### Work to be completed
All entries below need to be written out exactly, but without their pictures.

### Record extracts
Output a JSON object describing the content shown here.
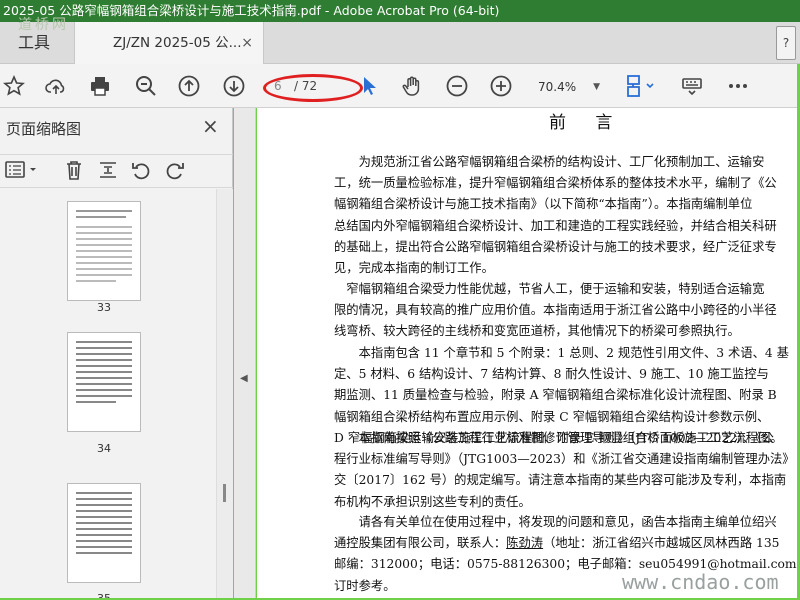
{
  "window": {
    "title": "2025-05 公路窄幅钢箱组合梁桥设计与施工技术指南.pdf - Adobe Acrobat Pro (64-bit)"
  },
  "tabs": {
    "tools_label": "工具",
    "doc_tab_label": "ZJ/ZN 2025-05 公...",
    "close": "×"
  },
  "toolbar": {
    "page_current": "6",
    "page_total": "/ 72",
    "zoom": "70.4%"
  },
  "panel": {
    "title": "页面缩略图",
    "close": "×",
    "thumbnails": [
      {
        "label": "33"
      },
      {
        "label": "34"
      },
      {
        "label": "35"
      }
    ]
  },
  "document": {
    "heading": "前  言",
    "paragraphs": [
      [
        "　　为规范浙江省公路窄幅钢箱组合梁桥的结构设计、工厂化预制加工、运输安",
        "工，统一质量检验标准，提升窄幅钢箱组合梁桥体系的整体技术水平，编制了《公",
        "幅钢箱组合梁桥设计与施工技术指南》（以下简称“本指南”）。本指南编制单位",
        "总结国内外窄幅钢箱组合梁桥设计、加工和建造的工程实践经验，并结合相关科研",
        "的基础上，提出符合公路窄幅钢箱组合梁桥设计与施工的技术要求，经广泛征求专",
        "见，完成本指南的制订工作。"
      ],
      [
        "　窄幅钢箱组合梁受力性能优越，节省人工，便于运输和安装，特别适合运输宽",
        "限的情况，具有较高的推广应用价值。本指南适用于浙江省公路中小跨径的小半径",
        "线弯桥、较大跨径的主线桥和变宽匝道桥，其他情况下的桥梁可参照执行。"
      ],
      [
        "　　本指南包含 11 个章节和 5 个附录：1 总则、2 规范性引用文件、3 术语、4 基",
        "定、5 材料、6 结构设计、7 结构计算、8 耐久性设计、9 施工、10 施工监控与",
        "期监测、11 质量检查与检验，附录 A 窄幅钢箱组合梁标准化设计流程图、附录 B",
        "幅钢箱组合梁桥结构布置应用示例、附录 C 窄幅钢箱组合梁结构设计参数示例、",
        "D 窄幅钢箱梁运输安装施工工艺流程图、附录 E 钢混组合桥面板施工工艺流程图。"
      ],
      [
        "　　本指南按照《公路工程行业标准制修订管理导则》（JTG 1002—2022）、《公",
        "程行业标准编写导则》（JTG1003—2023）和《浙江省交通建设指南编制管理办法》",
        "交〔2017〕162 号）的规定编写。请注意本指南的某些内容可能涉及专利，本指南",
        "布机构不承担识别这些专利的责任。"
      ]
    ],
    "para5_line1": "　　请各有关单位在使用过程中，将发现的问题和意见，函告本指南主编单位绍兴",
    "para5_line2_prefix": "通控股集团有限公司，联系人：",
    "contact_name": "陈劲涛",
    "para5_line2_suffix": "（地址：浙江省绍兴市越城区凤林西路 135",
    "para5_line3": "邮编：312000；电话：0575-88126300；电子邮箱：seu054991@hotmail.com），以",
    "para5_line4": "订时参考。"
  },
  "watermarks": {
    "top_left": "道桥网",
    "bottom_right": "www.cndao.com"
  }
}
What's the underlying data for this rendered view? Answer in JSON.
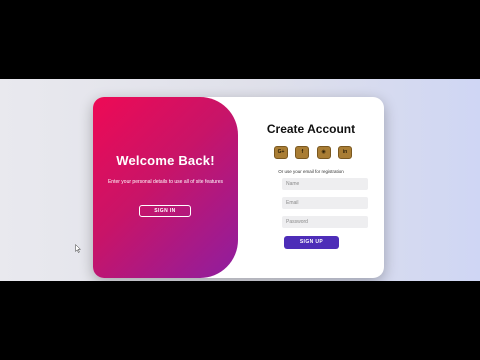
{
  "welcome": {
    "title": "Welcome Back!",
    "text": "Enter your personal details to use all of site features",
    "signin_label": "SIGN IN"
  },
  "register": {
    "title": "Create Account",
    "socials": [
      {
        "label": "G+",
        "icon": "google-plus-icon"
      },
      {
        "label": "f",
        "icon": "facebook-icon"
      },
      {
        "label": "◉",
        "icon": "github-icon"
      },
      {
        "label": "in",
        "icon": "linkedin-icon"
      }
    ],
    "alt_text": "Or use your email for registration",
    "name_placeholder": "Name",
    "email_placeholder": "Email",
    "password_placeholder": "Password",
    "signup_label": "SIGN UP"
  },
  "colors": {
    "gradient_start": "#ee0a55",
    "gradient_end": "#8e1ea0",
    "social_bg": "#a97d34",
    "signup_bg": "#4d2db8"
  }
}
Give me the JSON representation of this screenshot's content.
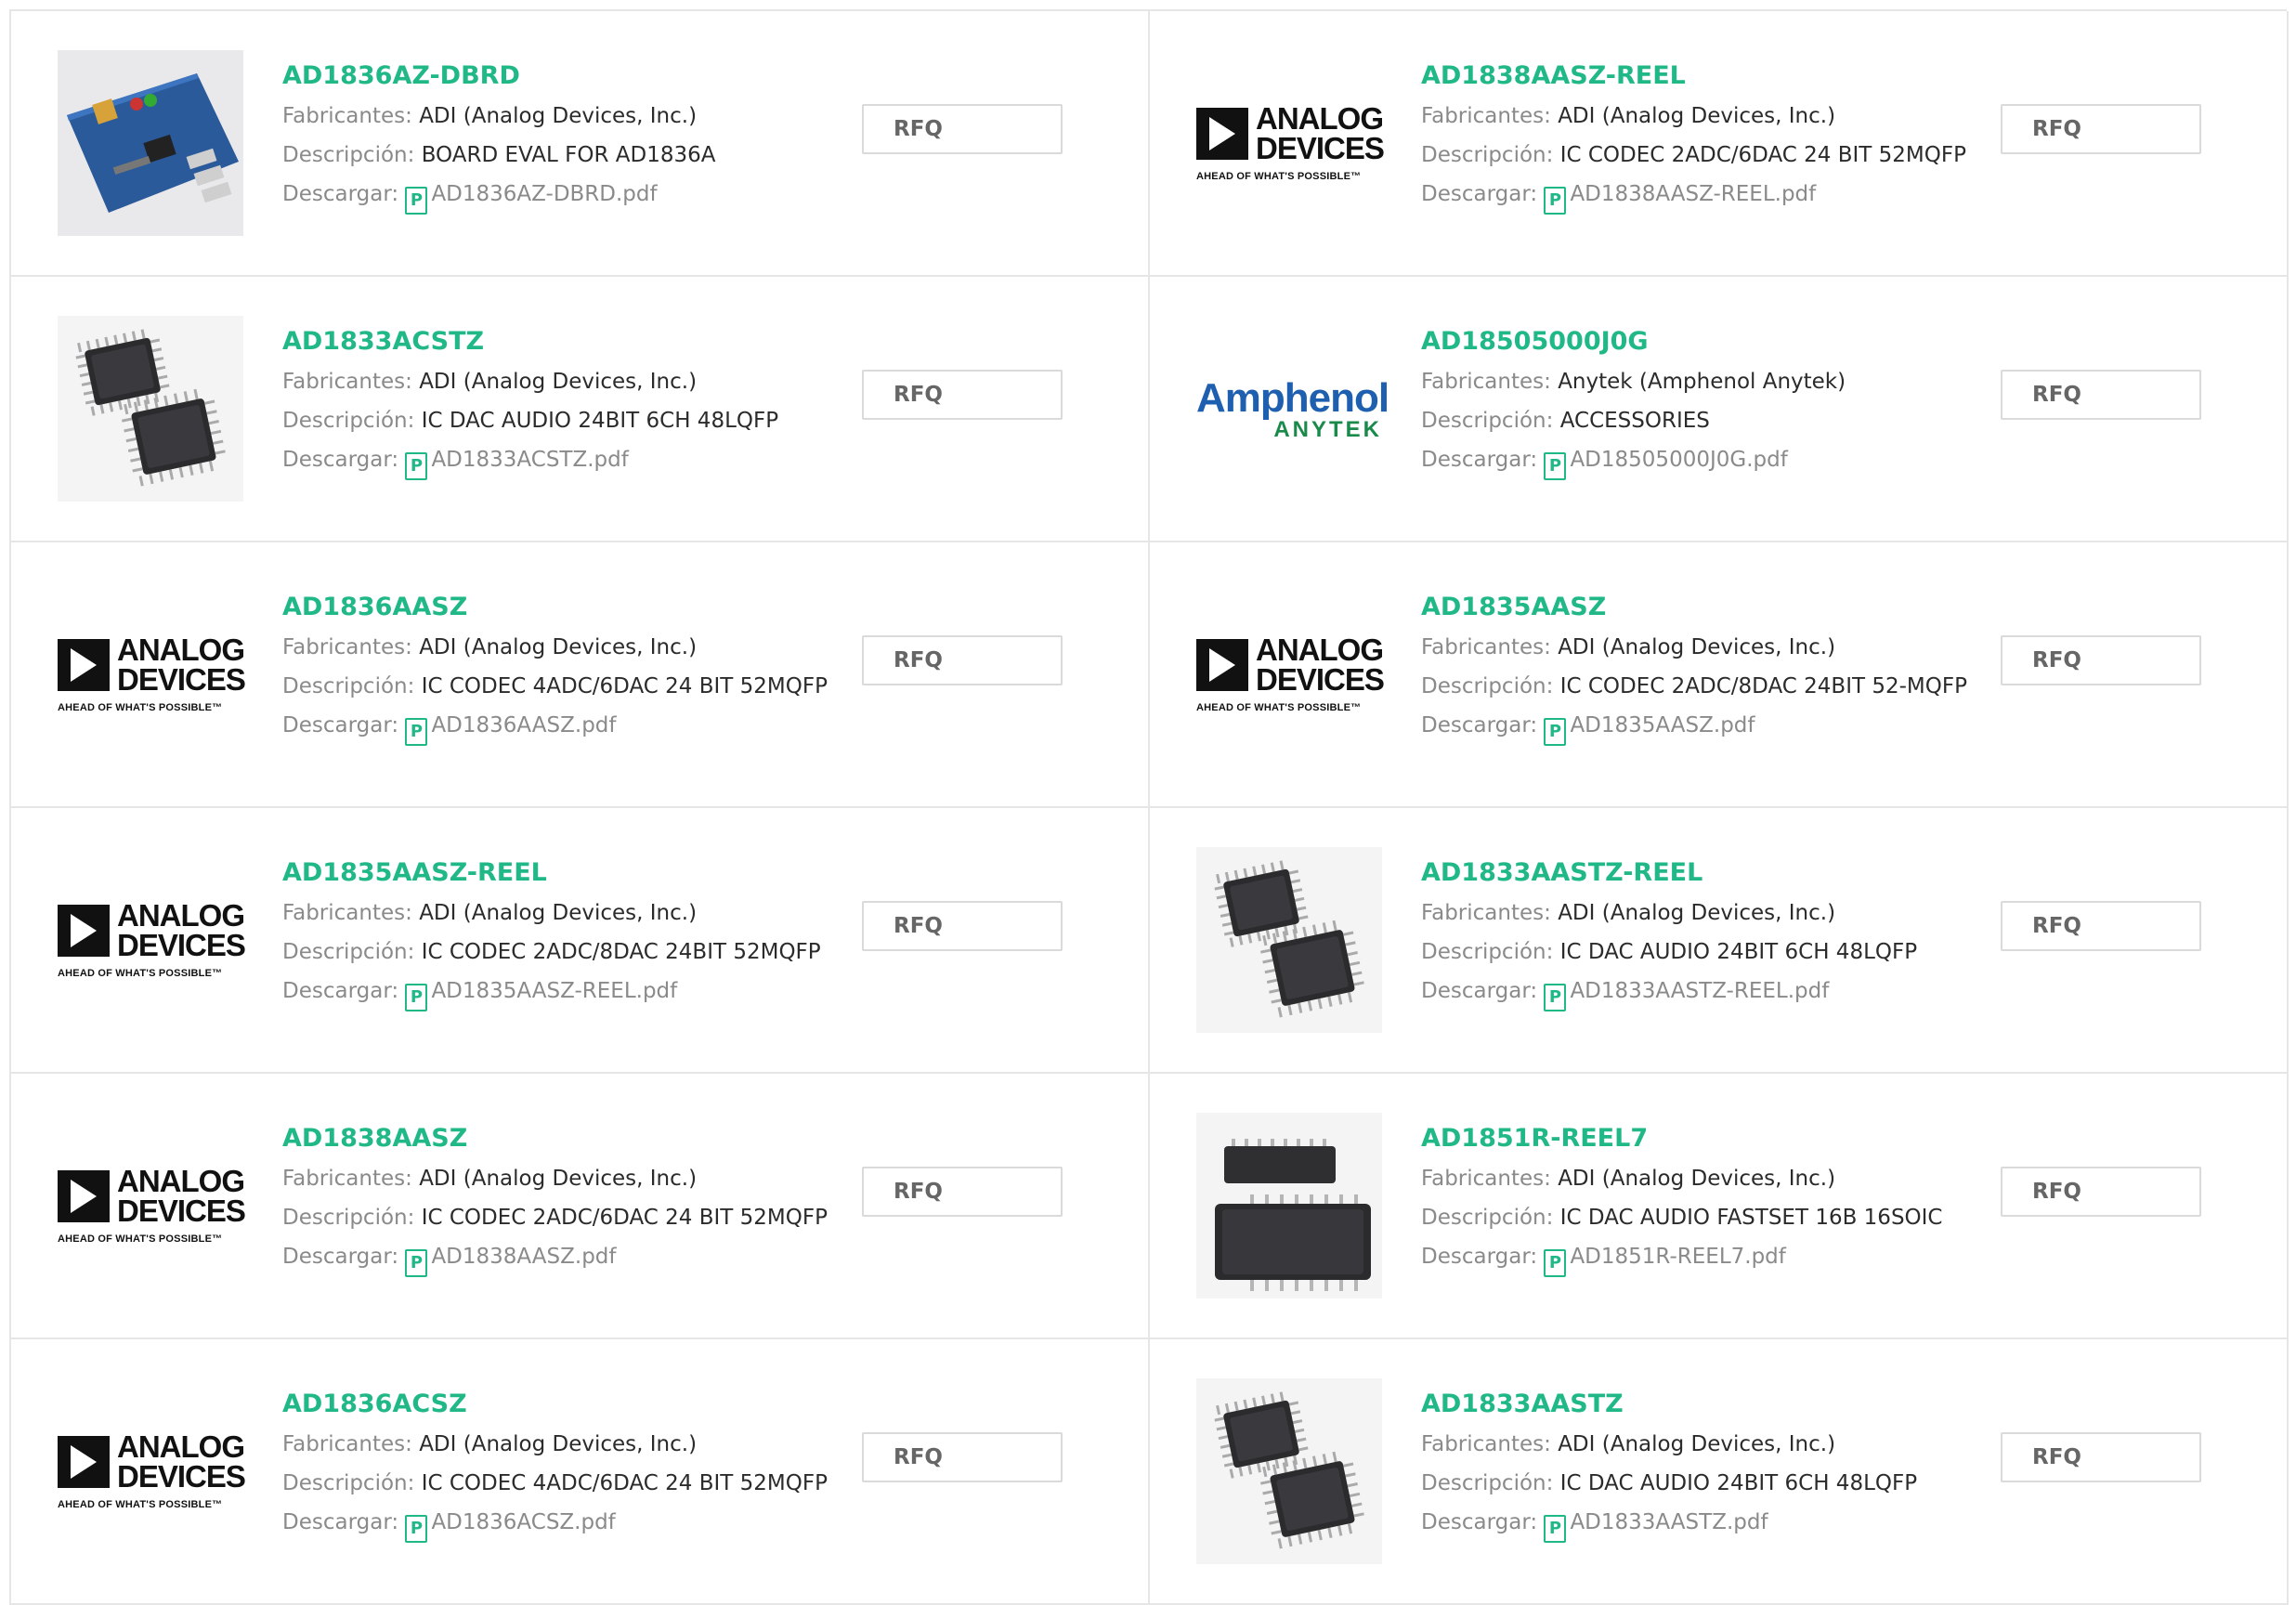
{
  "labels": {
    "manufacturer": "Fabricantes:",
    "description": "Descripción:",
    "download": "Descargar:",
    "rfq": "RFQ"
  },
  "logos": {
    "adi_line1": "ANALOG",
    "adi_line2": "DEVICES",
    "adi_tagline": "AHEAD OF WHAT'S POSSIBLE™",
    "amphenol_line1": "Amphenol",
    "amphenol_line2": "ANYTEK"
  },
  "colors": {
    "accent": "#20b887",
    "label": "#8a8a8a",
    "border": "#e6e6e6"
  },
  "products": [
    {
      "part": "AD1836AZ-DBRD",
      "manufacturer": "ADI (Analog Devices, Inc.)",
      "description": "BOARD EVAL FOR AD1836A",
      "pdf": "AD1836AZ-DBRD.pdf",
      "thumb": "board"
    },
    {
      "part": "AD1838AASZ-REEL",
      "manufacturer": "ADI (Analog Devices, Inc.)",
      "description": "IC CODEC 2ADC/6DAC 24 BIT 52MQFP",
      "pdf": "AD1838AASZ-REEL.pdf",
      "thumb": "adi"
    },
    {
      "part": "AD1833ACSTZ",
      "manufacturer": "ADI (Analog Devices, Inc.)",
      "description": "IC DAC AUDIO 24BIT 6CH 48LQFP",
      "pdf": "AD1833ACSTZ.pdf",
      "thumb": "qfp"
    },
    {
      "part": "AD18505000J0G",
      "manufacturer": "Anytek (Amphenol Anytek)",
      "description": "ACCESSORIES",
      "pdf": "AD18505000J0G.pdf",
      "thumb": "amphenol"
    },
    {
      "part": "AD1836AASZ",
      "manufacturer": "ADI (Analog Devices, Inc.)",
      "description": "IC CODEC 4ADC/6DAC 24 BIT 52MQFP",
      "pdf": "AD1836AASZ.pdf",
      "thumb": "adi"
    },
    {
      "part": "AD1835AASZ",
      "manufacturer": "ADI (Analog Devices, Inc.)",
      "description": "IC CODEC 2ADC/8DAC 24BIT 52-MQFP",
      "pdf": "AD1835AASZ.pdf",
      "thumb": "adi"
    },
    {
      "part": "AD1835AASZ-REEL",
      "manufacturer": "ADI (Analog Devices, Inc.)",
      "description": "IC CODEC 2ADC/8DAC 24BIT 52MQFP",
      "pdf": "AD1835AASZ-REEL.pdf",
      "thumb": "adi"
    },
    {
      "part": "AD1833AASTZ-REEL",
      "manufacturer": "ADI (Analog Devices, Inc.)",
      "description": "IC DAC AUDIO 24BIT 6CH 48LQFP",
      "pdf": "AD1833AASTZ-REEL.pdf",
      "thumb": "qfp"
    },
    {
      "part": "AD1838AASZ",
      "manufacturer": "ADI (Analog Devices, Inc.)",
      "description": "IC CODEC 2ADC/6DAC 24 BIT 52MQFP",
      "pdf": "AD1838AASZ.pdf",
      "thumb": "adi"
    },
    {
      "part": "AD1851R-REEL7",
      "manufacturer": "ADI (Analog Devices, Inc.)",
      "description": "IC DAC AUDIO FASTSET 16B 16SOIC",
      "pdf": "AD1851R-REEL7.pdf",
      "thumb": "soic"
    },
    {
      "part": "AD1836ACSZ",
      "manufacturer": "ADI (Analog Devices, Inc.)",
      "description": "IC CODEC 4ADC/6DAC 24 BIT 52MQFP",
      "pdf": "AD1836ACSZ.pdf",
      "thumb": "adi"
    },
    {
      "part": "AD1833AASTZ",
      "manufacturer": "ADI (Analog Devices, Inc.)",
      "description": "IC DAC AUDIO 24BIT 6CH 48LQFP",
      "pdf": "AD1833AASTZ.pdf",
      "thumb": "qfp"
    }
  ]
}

### Output below
Output a JSON object describing the content shown here.
{
  "window": {
    "title": "2025-05 公路窄幅钢箱组合梁桥设计与施工技术指南.pdf - Adobe Acrobat Pro (64-bit)"
  },
  "tabs": {
    "tools_label": "工具",
    "doc_tab_label": "ZJ/ZN 2025-05 公...",
    "close": "×"
  },
  "toolbar": {
    "page_current": "6",
    "page_total": "/ 72",
    "zoom": "70.4%"
  },
  "panel": {
    "title": "页面缩略图",
    "close": "×",
    "thumbnails": [
      {
        "label": "33"
      },
      {
        "label": "34"
      },
      {
        "label": "35"
      }
    ]
  },
  "document": {
    "heading": "前  言",
    "paragraphs": [
      [
        "　　为规范浙江省公路窄幅钢箱组合梁桥的结构设计、工厂化预制加工、运输安",
        "工，统一质量检验标准，提升窄幅钢箱组合梁桥体系的整体技术水平，编制了《公",
        "幅钢箱组合梁桥设计与施工技术指南》（以下简称“本指南”）。本指南编制单位",
        "总结国内外窄幅钢箱组合梁桥设计、加工和建造的工程实践经验，并结合相关科研",
        "的基础上，提出符合公路窄幅钢箱组合梁桥设计与施工的技术要求，经广泛征求专",
        "见，完成本指南的制订工作。"
      ],
      [
        "　窄幅钢箱组合梁受力性能优越，节省人工，便于运输和安装，特别适合运输宽",
        "限的情况，具有较高的推广应用价值。本指南适用于浙江省公路中小跨径的小半径",
        "线弯桥、较大跨径的主线桥和变宽匝道桥，其他情况下的桥梁可参照执行。"
      ],
      [
        "　　本指南包含 11 个章节和 5 个附录：1 总则、2 规范性引用文件、3 术语、4 基",
        "定、5 材料、6 结构设计、7 结构计算、8 耐久性设计、9 施工、10 施工监控与",
        "期监测、11 质量检查与检验，附录 A 窄幅钢箱组合梁标准化设计流程图、附录 B",
        "幅钢箱组合梁桥结构布置应用示例、附录 C 窄幅钢箱组合梁结构设计参数示例、",
        "D 窄幅钢箱梁运输安装施工工艺流程图、附录 E 钢混组合桥面板施工工艺流程图。"
      ],
      [
        "　　本指南按照《公路工程行业标准制修订管理导则》（JTG 1002—2022）、《公",
        "程行业标准编写导则》（JTG1003—2023）和《浙江省交通建设指南编制管理办法》",
        "交〔2017〕162 号）的规定编写。请注意本指南的某些内容可能涉及专利，本指南",
        "布机构不承担识别这些专利的责任。"
      ]
    ],
    "para5_line1": "　　请各有关单位在使用过程中，将发现的问题和意见，函告本指南主编单位绍兴",
    "para5_line2_prefix": "通控股集团有限公司，联系人：",
    "contact_name": "陈劲涛",
    "para5_line2_suffix": "（地址：浙江省绍兴市越城区凤林西路 135",
    "para5_line3": "邮编：312000；电话：0575-88126300；电子邮箱：seu054991@hotmail.com），以",
    "para5_line4": "订时参考。"
  },
  "watermarks": {
    "top_left": "道桥网",
    "bottom_right": "www.cndao.com"
  }
}
What's the underlying data for this rendered view? Answer in JSON.
{
  "welcome": {
    "title": "Welcome Back!",
    "text": "Enter your personal details to use all of site features",
    "signin_label": "SIGN IN"
  },
  "register": {
    "title": "Create Account",
    "socials": [
      {
        "label": "G+",
        "icon": "google-plus-icon"
      },
      {
        "label": "f",
        "icon": "facebook-icon"
      },
      {
        "label": "◉",
        "icon": "github-icon"
      },
      {
        "label": "in",
        "icon": "linkedin-icon"
      }
    ],
    "alt_text": "Or use your email for registration",
    "name_placeholder": "Name",
    "email_placeholder": "Email",
    "password_placeholder": "Password",
    "signup_label": "SIGN UP"
  },
  "colors": {
    "gradient_start": "#ee0a55",
    "gradient_end": "#8e1ea0",
    "social_bg": "#a97d34",
    "signup_bg": "#4d2db8"
  }
}
Give me the JSON representation of this screenshot's content.
{
  "labels": {
    "manufacturer": "Fabricantes:",
    "description": "Descripción:",
    "download": "Descargar:",
    "rfq": "RFQ"
  },
  "logos": {
    "adi_line1": "ANALOG",
    "adi_line2": "DEVICES",
    "adi_tagline": "AHEAD OF WHAT'S POSSIBLE™",
    "amphenol_line1": "Amphenol",
    "amphenol_line2": "ANYTEK"
  },
  "colors": {
    "accent": "#20b887",
    "label": "#8a8a8a",
    "border": "#e6e6e6"
  },
  "products": [
    {
      "part": "AD1836AZ-DBRD",
      "manufacturer": "ADI (Analog Devices, Inc.)",
      "description": "BOARD EVAL FOR AD1836A",
      "pdf": "AD1836AZ-DBRD.pdf",
      "thumb": "board"
    },
    {
      "part": "AD1838AASZ-REEL",
      "manufacturer": "ADI (Analog Devices, Inc.)",
      "description": "IC CODEC 2ADC/6DAC 24 BIT 52MQFP",
      "pdf": "AD1838AASZ-REEL.pdf",
      "thumb": "adi"
    },
    {
      "part": "AD1833ACSTZ",
      "manufacturer": "ADI (Analog Devices, Inc.)",
      "description": "IC DAC AUDIO 24BIT 6CH 48LQFP",
      "pdf": "AD1833ACSTZ.pdf",
      "thumb": "qfp"
    },
    {
      "part": "AD18505000J0G",
      "manufacturer": "Anytek (Amphenol Anytek)",
      "description": "ACCESSORIES",
      "pdf": "AD18505000J0G.pdf",
      "thumb": "amphenol"
    },
    {
      "part": "AD1836AASZ",
      "manufacturer": "ADI (Analog Devices, Inc.)",
      "description": "IC CODEC 4ADC/6DAC 24 BIT 52MQFP",
      "pdf": "AD1836AASZ.pdf",
      "thumb": "adi"
    },
    {
      "part": "AD1835AASZ",
      "manufacturer": "ADI (Analog Devices, Inc.)",
      "description": "IC CODEC 2ADC/8DAC 24BIT 52-MQFP",
      "pdf": "AD1835AASZ.pdf",
      "thumb": "adi"
    },
    {
      "part": "AD1835AASZ-REEL",
      "manufacturer": "ADI (Analog Devices, Inc.)",
      "description": "IC CODEC 2ADC/8DAC 24BIT 52MQFP",
      "pdf": "AD1835AASZ-REEL.pdf",
      "thumb": "adi"
    },
    {
      "part": "AD1833AASTZ-REEL",
      "manufacturer": "ADI (Analog Devices, Inc.)",
      "description": "IC DAC AUDIO 24BIT 6CH 48LQFP",
      "pdf": "AD1833AASTZ-REEL.pdf",
      "thumb": "qfp"
    },
    {
      "part": "AD1838AASZ",
      "manufacturer": "ADI (Analog Devices, Inc.)",
      "description": "IC CODEC 2ADC/6DAC 24 BIT 52MQFP",
      "pdf": "AD1838AASZ.pdf",
      "thumb": "adi"
    },
    {
      "part": "AD1851R-REEL7",
      "manufacturer": "ADI (Analog Devices, Inc.)",
      "description": "IC DAC AUDIO FASTSET 16B 16SOIC",
      "pdf": "AD1851R-REEL7.pdf",
      "thumb": "soic"
    },
    {
      "part": "AD1836ACSZ",
      "manufacturer": "ADI (Analog Devices, Inc.)",
      "description": "IC CODEC 4ADC/6DAC 24 BIT 52MQFP",
      "pdf": "AD1836ACSZ.pdf",
      "thumb": "adi"
    },
    {
      "part": "AD1833AASTZ",
      "manufacturer": "ADI (Analog Devices, Inc.)",
      "description": "IC DAC AUDIO 24BIT 6CH 48LQFP",
      "pdf": "AD1833AASTZ.pdf",
      "thumb": "qfp"
    }
  ]
}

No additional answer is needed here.